Photo of Bluebell Woods in Sussex Photo of Bluebell Woods in Sussex

What is swash?

Swash is the name given to the waves that rush up the beach after a wave has broken. They are intriguing little waves that inhabit a world of their own. 

Most of the waves we see in the sea are known as ‘waves of oscillation’. The water moves up and down in an orbital way, as energy moves from one place to another. But the water itself doesn’t go very far at all and ends up roughly where it started. It is only the energy that travels. 

But when waves break on the shore they create a new type of wave, known as a ‘wave of translation’. These waves are totally different, because it is the water itself that is moving from one place to another. These are the waves that rush up and wash foam over our feet. On the beach, these are the waves that are commonly know as ‘swash‘. 

At first, the speed of swash is closely related to the speed of the wave that breaks, but it changes quickly.

The waves get shallower as they run up the shore. Which means that the second wave is in deeper water than the first and the third in deeper water still. Because waves travel faster in deeper water, these waves are always trying to overtake each other, leading to a rather beautiful, never-ending race.
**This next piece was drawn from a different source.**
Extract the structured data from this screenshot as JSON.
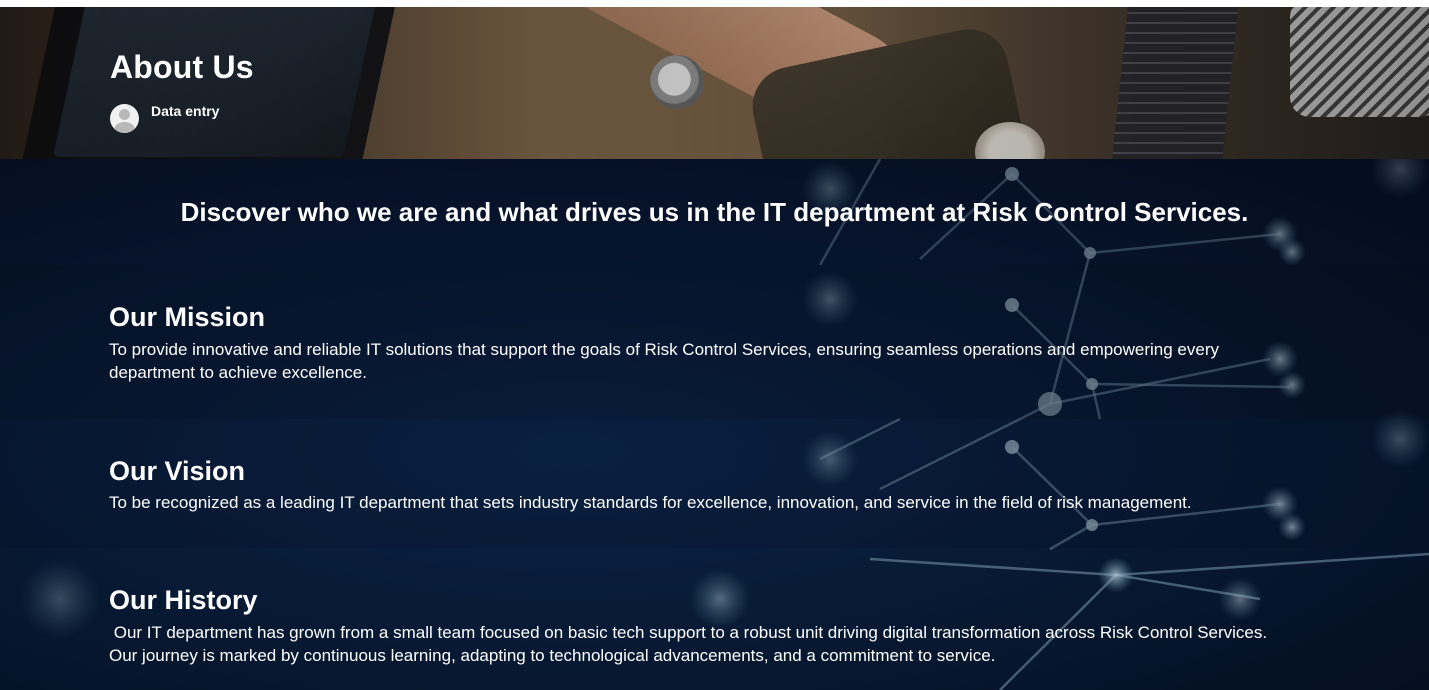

As these hungry birds discovered. 

To learn more about how waves behave and hundreds of other water clues and signs, see the book How to Read Water